▶ _Aim of the exercise_
Each line of the records that includes "Penetrationstester" should be found and copied.

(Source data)
Start of Block

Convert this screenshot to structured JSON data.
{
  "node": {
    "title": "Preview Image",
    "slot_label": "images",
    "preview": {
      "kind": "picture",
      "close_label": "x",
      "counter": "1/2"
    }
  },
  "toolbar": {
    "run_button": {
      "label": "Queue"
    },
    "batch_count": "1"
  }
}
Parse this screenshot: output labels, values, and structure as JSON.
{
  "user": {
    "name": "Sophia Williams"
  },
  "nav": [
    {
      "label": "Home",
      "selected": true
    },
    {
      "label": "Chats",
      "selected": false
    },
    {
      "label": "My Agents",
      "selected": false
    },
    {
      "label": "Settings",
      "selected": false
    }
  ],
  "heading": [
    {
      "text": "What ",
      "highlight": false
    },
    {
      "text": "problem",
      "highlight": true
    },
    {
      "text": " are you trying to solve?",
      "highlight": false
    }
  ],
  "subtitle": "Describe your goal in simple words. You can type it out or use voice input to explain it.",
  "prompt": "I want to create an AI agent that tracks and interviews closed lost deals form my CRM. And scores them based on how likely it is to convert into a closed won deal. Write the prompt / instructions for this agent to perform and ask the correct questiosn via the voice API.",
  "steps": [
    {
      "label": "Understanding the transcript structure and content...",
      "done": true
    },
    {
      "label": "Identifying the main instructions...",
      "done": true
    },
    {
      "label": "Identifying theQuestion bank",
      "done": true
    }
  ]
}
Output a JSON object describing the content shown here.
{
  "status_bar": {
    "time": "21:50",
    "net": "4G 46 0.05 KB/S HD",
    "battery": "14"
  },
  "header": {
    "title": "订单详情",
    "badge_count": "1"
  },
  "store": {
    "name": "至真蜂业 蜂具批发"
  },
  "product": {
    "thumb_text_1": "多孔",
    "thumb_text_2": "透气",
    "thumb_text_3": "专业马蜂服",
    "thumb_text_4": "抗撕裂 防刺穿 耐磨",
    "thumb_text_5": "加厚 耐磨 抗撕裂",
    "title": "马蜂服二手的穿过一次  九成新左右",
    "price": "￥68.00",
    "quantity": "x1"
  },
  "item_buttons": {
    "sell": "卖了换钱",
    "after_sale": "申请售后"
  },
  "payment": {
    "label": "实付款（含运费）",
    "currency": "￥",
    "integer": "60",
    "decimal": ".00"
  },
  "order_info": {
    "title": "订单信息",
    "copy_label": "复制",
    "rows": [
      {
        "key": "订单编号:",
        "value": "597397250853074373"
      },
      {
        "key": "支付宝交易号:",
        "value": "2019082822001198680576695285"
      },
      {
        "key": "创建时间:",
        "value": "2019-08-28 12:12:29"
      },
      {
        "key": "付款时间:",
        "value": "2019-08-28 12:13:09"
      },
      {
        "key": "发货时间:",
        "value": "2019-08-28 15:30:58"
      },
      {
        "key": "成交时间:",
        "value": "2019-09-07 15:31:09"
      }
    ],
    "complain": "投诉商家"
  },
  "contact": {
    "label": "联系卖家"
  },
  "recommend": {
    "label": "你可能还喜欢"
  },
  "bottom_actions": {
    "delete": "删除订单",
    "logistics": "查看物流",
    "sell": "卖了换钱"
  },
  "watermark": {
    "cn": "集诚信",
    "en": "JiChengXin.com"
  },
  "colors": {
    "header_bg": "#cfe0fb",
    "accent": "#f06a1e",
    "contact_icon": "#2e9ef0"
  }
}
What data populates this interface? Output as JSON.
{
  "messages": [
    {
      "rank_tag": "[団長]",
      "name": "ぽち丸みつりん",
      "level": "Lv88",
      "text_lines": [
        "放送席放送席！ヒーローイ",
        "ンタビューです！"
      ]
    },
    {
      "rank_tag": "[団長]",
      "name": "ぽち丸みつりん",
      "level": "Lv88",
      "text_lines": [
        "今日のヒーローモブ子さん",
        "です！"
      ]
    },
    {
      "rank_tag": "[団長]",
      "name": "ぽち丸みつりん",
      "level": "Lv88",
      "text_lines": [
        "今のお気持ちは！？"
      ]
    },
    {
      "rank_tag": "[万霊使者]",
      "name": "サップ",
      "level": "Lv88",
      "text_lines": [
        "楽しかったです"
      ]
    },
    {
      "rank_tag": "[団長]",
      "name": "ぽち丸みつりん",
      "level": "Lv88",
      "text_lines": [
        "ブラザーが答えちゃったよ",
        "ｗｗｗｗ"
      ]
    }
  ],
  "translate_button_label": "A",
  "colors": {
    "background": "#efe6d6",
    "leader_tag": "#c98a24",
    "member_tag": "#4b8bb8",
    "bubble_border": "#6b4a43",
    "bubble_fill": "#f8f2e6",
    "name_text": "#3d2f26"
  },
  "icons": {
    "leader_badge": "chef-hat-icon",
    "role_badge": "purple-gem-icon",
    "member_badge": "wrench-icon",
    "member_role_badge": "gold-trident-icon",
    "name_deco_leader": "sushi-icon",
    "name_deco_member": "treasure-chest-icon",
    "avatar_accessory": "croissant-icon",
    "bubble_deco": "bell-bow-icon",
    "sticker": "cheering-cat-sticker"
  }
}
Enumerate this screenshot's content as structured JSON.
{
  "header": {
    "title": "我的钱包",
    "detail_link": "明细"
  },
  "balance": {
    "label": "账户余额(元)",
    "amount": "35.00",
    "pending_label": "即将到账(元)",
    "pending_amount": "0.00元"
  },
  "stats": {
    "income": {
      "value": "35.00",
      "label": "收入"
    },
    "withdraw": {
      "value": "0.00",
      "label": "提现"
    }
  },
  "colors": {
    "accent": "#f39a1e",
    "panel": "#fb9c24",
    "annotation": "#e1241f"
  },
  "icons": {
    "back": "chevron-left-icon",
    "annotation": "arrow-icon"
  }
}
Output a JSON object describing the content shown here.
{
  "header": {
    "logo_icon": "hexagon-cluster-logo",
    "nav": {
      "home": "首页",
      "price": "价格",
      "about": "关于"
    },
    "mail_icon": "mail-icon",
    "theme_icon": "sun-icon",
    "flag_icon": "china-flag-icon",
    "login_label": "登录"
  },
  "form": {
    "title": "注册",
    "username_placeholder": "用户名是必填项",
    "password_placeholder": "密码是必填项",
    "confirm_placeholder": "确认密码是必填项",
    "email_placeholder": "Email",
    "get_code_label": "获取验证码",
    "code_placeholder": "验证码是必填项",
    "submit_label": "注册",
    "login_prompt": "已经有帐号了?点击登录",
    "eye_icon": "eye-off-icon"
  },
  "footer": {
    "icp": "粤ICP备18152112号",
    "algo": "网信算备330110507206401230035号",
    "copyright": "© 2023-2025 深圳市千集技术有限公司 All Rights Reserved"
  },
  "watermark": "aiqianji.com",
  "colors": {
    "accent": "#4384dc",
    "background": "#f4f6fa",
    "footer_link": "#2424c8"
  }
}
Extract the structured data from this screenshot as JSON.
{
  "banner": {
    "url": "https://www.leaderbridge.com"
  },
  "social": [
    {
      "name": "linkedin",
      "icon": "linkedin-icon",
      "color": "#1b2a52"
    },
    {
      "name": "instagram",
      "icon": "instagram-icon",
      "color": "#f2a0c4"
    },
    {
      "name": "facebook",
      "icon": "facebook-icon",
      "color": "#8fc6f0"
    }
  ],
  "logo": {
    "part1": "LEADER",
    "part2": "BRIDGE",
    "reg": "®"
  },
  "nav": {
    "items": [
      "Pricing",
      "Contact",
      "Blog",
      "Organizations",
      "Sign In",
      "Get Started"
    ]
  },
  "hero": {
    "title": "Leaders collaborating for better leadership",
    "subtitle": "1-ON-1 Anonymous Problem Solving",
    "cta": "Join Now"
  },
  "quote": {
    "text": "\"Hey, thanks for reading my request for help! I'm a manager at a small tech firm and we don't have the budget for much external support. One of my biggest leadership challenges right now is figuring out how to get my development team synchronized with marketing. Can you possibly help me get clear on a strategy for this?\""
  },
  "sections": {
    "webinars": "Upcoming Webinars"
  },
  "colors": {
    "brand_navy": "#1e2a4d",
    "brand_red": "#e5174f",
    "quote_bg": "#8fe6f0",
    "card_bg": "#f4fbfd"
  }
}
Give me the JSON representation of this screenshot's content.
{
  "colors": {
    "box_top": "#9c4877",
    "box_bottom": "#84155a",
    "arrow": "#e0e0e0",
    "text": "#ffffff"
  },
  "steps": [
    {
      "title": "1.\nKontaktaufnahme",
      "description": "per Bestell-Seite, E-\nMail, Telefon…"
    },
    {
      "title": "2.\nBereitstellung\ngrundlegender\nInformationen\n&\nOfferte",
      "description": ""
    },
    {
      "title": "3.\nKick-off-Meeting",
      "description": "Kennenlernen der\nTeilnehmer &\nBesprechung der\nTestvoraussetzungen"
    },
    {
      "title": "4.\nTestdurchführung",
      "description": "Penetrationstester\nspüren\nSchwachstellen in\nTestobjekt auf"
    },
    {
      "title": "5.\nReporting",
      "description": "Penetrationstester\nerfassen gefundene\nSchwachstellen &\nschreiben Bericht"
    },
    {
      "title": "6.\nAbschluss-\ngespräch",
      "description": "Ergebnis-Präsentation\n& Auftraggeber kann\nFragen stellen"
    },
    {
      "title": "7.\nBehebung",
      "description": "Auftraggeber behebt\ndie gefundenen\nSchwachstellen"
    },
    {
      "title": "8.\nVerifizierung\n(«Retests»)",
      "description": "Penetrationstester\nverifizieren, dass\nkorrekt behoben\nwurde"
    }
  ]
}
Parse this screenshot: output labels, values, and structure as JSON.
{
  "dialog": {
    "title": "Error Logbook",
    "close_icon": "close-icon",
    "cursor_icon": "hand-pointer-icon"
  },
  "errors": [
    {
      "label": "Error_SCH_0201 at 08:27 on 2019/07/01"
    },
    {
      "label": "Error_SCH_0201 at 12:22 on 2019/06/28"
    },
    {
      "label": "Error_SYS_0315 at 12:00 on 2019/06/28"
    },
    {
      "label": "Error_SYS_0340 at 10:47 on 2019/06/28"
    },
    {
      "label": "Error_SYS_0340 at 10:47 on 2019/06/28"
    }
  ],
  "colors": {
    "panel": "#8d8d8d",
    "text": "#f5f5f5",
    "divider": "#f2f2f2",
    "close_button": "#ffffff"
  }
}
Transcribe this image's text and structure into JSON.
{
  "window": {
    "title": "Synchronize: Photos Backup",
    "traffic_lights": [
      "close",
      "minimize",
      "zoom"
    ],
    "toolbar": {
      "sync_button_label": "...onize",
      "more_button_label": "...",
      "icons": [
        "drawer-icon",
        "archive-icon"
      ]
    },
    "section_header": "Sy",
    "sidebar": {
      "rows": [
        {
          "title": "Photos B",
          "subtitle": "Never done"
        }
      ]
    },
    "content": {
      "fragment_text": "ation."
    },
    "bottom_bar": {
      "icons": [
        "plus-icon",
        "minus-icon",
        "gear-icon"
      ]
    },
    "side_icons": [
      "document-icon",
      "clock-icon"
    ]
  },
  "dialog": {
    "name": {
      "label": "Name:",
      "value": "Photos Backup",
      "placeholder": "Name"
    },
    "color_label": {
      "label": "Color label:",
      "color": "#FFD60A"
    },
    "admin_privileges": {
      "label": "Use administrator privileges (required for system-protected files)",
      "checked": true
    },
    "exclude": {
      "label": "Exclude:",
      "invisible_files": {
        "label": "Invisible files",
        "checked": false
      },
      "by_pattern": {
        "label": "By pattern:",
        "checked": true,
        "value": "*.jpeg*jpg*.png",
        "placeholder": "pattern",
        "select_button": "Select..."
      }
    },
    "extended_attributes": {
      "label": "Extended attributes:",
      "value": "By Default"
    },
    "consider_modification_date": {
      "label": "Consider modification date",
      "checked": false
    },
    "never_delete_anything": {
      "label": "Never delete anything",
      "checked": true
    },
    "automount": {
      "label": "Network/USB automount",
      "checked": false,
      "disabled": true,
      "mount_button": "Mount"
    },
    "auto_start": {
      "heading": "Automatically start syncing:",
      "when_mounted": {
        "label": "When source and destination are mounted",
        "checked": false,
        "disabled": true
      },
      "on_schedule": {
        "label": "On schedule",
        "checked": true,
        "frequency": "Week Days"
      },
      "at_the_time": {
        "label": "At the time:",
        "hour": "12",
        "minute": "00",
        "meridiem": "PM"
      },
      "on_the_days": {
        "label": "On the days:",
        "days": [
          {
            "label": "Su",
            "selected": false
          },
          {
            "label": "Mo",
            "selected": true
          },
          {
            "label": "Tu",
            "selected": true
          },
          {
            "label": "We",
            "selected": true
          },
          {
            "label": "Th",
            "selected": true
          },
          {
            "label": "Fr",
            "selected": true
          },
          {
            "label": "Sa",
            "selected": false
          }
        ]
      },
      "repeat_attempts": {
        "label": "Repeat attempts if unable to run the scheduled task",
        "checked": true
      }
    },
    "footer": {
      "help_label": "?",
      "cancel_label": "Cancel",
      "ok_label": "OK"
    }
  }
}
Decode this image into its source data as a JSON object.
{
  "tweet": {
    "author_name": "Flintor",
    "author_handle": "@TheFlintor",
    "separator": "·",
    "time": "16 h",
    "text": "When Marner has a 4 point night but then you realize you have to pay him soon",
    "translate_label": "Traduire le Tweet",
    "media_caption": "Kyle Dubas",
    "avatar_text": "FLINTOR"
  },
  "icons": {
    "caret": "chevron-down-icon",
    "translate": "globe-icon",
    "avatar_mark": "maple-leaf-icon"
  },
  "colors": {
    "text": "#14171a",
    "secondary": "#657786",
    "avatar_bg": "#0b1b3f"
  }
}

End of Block

▶ _Exercise answer_
      "description": "Penetrationstester\nspüren\nSchwachstellen in\nTestobjekt auf"
      "description": "Penetrationstester\nerfassen gefundene\nSchwachstellen &\nschreiben Bericht"
      "description": "Penetrationstester\nverifizieren, dass\nkorrekt behoben\nwurde"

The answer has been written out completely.